Across the entries below, how many lines contain the string "hint"? Only the number is wanted.
Segment Start: INFORMATION SUPPLIED
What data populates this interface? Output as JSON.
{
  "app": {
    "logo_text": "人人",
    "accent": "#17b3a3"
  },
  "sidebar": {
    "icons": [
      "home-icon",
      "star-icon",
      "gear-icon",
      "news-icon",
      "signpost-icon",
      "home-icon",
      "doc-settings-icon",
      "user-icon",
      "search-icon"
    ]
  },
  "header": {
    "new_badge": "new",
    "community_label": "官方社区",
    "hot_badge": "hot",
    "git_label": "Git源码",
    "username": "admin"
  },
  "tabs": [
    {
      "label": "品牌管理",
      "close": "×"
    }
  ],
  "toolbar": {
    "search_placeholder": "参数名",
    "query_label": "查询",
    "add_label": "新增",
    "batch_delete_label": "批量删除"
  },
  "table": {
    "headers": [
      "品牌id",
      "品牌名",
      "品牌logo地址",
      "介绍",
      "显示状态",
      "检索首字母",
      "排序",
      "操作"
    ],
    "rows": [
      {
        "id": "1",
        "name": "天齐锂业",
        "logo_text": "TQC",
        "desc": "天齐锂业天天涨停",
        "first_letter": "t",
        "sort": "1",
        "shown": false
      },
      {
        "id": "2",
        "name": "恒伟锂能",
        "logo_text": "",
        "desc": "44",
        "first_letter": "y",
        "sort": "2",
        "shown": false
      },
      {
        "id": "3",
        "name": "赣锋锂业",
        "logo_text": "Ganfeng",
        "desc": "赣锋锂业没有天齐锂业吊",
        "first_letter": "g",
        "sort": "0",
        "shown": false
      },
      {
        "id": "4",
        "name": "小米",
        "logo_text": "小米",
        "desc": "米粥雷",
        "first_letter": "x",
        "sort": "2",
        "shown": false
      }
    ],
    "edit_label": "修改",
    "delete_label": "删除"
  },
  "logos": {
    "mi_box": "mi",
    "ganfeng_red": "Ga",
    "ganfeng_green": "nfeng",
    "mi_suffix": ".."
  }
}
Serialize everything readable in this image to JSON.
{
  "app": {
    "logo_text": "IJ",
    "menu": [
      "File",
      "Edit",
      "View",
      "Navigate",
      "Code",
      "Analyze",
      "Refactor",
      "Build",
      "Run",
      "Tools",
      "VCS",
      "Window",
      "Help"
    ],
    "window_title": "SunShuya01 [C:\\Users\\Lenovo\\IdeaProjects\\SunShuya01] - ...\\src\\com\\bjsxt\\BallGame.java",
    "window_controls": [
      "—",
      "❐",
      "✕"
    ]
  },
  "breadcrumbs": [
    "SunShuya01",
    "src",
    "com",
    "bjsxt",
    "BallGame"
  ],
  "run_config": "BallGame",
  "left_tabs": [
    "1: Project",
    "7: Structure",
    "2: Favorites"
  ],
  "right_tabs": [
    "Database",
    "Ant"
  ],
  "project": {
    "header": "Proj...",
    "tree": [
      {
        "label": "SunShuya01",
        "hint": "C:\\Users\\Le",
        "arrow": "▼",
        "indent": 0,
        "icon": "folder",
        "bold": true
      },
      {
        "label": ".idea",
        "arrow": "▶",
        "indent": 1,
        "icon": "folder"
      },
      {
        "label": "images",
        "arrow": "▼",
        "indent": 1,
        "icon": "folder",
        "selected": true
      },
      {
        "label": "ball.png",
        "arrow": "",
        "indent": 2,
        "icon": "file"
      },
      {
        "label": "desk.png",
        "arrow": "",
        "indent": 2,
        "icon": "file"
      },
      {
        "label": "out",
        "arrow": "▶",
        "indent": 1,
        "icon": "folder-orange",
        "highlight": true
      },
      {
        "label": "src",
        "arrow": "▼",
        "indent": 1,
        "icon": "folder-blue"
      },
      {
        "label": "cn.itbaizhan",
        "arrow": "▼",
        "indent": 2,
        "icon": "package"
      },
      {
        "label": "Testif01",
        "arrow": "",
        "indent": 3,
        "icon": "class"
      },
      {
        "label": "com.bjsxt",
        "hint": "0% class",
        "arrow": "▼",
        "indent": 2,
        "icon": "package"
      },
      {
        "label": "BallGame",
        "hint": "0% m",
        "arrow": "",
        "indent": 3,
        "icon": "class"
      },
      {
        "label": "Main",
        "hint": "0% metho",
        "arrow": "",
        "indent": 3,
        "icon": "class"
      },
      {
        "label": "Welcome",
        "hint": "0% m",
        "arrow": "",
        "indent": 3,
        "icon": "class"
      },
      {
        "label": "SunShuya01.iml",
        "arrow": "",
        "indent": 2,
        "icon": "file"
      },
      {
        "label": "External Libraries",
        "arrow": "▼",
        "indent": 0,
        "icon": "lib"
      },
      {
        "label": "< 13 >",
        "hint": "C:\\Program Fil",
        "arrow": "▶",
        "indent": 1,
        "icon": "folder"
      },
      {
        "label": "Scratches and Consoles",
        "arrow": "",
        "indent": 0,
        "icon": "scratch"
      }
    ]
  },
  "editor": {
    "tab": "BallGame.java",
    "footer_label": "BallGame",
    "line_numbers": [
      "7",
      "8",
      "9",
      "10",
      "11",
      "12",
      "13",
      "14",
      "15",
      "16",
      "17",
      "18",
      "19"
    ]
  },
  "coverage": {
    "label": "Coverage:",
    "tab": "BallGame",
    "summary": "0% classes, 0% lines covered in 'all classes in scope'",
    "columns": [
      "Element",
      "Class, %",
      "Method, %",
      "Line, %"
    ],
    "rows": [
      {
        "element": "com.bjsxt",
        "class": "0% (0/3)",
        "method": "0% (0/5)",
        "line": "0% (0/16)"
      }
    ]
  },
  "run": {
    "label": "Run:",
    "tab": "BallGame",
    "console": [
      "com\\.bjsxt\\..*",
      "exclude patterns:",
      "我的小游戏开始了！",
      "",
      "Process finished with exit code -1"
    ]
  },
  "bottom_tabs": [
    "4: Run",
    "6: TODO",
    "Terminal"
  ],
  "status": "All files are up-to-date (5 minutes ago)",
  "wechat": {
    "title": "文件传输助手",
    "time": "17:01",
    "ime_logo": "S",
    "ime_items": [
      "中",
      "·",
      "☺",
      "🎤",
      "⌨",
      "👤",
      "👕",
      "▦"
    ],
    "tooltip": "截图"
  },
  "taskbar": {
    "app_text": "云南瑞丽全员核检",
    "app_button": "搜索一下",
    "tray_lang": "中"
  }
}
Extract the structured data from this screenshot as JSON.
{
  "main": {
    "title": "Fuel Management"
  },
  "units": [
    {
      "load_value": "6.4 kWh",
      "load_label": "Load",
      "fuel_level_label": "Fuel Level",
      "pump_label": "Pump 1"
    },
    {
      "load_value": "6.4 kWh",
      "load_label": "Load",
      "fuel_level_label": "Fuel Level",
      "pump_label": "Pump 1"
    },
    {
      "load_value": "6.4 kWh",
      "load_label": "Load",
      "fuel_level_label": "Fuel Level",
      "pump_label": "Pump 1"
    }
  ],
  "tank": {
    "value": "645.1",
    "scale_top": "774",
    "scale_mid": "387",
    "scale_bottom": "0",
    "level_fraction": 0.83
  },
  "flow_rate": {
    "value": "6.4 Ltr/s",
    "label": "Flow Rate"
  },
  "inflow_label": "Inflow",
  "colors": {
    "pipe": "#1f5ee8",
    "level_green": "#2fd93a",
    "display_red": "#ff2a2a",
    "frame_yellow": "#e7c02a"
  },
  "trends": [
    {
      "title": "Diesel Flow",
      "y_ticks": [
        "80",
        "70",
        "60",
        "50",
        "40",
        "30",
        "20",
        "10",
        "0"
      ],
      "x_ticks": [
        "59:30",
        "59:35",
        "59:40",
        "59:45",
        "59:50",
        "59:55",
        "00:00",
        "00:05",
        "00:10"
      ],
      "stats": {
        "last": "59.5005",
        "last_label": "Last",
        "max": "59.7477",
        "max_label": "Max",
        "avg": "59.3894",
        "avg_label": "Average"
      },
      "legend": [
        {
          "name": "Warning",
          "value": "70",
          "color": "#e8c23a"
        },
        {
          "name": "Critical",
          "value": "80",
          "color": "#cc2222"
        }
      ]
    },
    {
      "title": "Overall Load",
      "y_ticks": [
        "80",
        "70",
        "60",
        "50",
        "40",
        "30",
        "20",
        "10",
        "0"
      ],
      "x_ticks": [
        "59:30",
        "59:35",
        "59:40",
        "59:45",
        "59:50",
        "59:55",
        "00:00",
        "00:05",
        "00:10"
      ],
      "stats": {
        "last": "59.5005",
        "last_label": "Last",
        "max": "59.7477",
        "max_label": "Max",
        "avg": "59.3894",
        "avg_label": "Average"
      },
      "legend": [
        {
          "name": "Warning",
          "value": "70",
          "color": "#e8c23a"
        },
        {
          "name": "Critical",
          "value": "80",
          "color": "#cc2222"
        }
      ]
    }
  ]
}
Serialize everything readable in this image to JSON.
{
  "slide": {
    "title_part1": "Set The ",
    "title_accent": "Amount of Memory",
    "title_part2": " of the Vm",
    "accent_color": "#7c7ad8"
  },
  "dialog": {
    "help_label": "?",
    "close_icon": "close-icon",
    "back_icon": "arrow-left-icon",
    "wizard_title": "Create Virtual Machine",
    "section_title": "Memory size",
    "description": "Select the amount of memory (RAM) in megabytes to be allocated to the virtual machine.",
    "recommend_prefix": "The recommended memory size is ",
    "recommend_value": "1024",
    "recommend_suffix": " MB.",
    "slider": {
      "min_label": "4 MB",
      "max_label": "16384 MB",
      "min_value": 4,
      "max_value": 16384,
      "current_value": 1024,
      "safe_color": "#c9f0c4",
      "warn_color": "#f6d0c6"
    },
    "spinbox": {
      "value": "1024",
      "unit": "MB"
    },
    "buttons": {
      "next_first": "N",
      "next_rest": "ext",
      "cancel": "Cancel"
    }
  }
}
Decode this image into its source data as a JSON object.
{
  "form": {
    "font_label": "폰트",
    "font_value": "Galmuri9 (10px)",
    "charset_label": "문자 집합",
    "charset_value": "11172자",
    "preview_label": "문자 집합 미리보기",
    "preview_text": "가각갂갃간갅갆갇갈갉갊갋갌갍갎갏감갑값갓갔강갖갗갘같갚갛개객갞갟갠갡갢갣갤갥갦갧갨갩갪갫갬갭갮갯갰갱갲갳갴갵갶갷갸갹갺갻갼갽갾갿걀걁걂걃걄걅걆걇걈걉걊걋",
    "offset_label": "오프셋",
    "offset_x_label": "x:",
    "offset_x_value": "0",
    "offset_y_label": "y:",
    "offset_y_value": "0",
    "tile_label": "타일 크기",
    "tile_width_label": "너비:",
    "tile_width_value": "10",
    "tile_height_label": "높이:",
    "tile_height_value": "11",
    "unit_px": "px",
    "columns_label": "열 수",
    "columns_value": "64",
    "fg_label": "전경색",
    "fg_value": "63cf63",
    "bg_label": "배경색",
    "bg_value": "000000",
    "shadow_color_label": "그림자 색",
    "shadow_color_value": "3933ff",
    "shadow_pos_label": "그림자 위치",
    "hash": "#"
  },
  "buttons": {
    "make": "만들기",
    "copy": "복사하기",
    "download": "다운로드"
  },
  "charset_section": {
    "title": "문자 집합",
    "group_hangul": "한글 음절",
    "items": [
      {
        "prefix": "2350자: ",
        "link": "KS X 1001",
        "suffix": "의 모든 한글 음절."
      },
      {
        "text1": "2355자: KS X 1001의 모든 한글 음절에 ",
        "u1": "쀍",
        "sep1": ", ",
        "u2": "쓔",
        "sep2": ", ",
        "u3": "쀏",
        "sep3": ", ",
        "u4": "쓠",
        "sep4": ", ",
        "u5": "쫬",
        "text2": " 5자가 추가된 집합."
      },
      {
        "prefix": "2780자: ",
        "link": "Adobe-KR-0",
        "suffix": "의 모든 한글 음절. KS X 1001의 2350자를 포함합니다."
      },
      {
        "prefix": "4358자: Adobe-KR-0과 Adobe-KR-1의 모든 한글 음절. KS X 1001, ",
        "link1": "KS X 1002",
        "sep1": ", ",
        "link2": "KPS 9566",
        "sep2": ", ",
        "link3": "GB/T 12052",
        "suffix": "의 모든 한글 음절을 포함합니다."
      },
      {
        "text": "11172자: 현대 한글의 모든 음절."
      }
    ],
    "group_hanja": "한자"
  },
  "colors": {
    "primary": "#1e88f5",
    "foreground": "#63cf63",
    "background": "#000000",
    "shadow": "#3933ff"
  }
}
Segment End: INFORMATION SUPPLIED
ANSWER AREA: 6